# Listed records
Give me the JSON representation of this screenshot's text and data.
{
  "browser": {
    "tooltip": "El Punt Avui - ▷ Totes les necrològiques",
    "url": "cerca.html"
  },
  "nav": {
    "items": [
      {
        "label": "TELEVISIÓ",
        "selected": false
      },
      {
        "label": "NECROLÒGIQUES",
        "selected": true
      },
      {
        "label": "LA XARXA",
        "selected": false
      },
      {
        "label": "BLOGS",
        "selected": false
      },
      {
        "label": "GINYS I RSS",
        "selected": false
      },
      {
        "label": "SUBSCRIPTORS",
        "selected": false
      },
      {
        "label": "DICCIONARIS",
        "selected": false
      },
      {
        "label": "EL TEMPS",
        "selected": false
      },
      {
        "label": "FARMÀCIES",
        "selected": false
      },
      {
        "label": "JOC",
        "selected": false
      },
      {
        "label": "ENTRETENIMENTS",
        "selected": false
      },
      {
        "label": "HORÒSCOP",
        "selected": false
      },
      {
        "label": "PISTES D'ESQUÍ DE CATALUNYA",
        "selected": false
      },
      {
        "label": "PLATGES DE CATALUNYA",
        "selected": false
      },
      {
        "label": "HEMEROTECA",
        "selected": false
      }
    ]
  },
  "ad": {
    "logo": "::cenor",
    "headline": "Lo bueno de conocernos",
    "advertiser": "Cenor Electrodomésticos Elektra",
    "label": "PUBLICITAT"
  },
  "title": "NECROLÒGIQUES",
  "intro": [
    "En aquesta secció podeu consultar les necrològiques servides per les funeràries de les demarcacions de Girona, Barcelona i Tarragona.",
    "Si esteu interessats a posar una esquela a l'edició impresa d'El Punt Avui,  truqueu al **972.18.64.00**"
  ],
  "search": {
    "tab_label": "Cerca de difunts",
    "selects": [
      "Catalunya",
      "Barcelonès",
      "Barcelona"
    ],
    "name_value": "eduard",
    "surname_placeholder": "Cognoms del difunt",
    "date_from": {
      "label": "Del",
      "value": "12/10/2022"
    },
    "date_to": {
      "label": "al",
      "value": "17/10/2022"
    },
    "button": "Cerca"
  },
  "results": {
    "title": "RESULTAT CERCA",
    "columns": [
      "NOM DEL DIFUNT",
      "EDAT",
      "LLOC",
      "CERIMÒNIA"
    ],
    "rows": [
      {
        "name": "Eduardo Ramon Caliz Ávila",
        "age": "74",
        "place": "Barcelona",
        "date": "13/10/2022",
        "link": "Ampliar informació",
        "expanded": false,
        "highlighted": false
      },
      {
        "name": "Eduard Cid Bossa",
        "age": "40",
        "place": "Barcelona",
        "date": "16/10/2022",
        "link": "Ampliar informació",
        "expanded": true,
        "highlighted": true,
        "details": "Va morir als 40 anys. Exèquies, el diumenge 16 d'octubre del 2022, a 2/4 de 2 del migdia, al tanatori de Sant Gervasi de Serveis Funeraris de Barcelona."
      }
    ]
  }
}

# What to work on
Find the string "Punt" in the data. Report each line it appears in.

# Result
    "tooltip": "El Punt Avui - ▷ Totes les necrològiques",
    "Si esteu interessats a posar una esquela a l'edició impresa d'El Punt Avui,  truqueu al **972.18.64.00**"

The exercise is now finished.